▸ Action item
When you repeat the entries below, please keep them exact and leave out the pictures.
Start of Records provided
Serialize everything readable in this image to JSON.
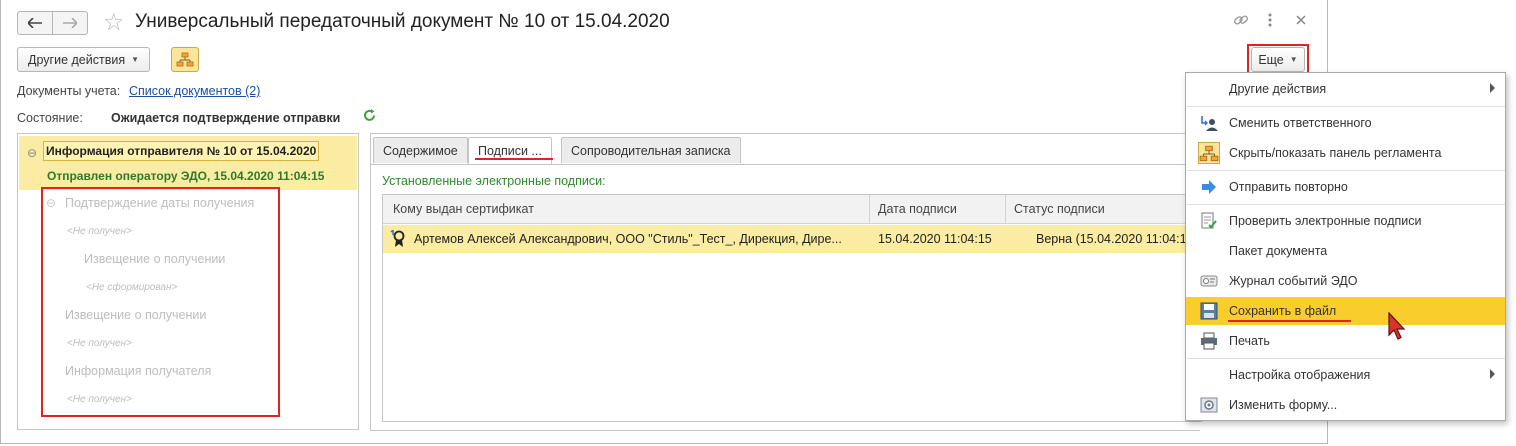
{
  "window": {
    "title": "Универсальный передаточный документ № 10 от 15.04.2020"
  },
  "toolbar": {
    "other_actions": "Другие действия",
    "more": "Еще"
  },
  "docs": {
    "label": "Документы учета:",
    "link": "Список документов (2)"
  },
  "state": {
    "label": "Состояние:",
    "value": "Ожидается подтверждение отправки"
  },
  "tree": {
    "selected_title": "Информация отправителя № 10 от 15.04.2020",
    "selected_status": "Отправлен оператору ЭДО, 15.04.2020 11:04:15",
    "items": [
      {
        "label": "Подтверждение даты получения"
      },
      {
        "label": "<Не получен>"
      },
      {
        "label": "Извещение о получении"
      },
      {
        "label": "<Не сформирован>"
      },
      {
        "label": "Извещение о получении"
      },
      {
        "label": "<Не получен>"
      },
      {
        "label": "Информация получателя"
      },
      {
        "label": "<Не получен>"
      }
    ]
  },
  "tabs": [
    {
      "label": "Содержимое"
    },
    {
      "label": "Подписи ..."
    },
    {
      "label": "Сопроводительная записка"
    }
  ],
  "signatures": {
    "caption": "Установленные электронные подписи:",
    "columns": [
      "Кому выдан сертификат",
      "Дата подписи",
      "Статус подписи"
    ],
    "rows": [
      {
        "holder": "Артемов Алексей Александрович, ООО \"Стиль\"_Тест_, Дирекция, Дире...",
        "date": "15.04.2020 11:04:15",
        "status": "Верна (15.04.2020 11:04:15)"
      }
    ]
  },
  "menu": {
    "items": [
      {
        "label": "Другие действия",
        "icon": "none",
        "submenu": true
      },
      {
        "label": "Сменить ответственного",
        "icon": "change-user-icon"
      },
      {
        "label": "Скрыть/показать панель регламента",
        "icon": "schema-icon"
      },
      {
        "label": "Отправить повторно",
        "icon": "arrow-right-icon"
      },
      {
        "label": "Проверить электронные подписи",
        "icon": "check-signature-icon"
      },
      {
        "label": "Пакет документа",
        "icon": "none"
      },
      {
        "label": "Журнал событий ЭДО",
        "icon": "log-icon"
      },
      {
        "label": "Сохранить в файл",
        "icon": "save-file-icon",
        "highlighted": true
      },
      {
        "label": "Печать",
        "icon": "printer-icon"
      },
      {
        "label": "Настройка отображения",
        "icon": "none",
        "submenu": true
      },
      {
        "label": "Изменить форму...",
        "icon": "form-settings-icon"
      }
    ]
  },
  "colors": {
    "accent_yellow": "#f8cd2c",
    "selection": "#fbeca4",
    "annotation_red": "#e02424",
    "status_green": "#2c7a2c",
    "link_blue": "#1b4fa3"
  }
}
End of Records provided
▸ Expected output
Serialize everything readable in this image to JSON.
{
  "window": {
    "title": "Универсальный передаточный документ № 10 от 15.04.2020"
  },
  "toolbar": {
    "other_actions": "Другие действия",
    "more": "Еще"
  },
  "docs": {
    "label": "Документы учета:",
    "link": "Список документов (2)"
  },
  "state": {
    "label": "Состояние:",
    "value": "Ожидается подтверждение отправки"
  },
  "tree": {
    "selected_title": "Информация отправителя № 10 от 15.04.2020",
    "selected_status": "Отправлен оператору ЭДО, 15.04.2020 11:04:15",
    "items": [
      {
        "label": "Подтверждение даты получения"
      },
      {
        "label": "<Не получен>"
      },
      {
        "label": "Извещение о получении"
      },
      {
        "label": "<Не сформирован>"
      },
      {
        "label": "Извещение о получении"
      },
      {
        "label": "<Не получен>"
      },
      {
        "label": "Информация получателя"
      },
      {
        "label": "<Не получен>"
      }
    ]
  },
  "tabs": [
    {
      "label": "Содержимое"
    },
    {
      "label": "Подписи ..."
    },
    {
      "label": "Сопроводительная записка"
    }
  ],
  "signatures": {
    "caption": "Установленные электронные подписи:",
    "columns": [
      "Кому выдан сертификат",
      "Дата подписи",
      "Статус подписи"
    ],
    "rows": [
      {
        "holder": "Артемов Алексей Александрович, ООО \"Стиль\"_Тест_, Дирекция, Дире...",
        "date": "15.04.2020 11:04:15",
        "status": "Верна (15.04.2020 11:04:15)"
      }
    ]
  },
  "menu": {
    "items": [
      {
        "label": "Другие действия",
        "icon": "none",
        "submenu": true
      },
      {
        "label": "Сменить ответственного",
        "icon": "change-user-icon"
      },
      {
        "label": "Скрыть/показать панель регламента",
        "icon": "schema-icon"
      },
      {
        "label": "Отправить повторно",
        "icon": "arrow-right-icon"
      },
      {
        "label": "Проверить электронные подписи",
        "icon": "check-signature-icon"
      },
      {
        "label": "Пакет документа",
        "icon": "none"
      },
      {
        "label": "Журнал событий ЭДО",
        "icon": "log-icon"
      },
      {
        "label": "Сохранить в файл",
        "icon": "save-file-icon",
        "highlighted": true
      },
      {
        "label": "Печать",
        "icon": "printer-icon"
      },
      {
        "label": "Настройка отображения",
        "icon": "none",
        "submenu": true
      },
      {
        "label": "Изменить форму...",
        "icon": "form-settings-icon"
      }
    ]
  },
  "colors": {
    "accent_yellow": "#f8cd2c",
    "selection": "#fbeca4",
    "annotation_red": "#e02424",
    "status_green": "#2c7a2c",
    "link_blue": "#1b4fa3"
  }
}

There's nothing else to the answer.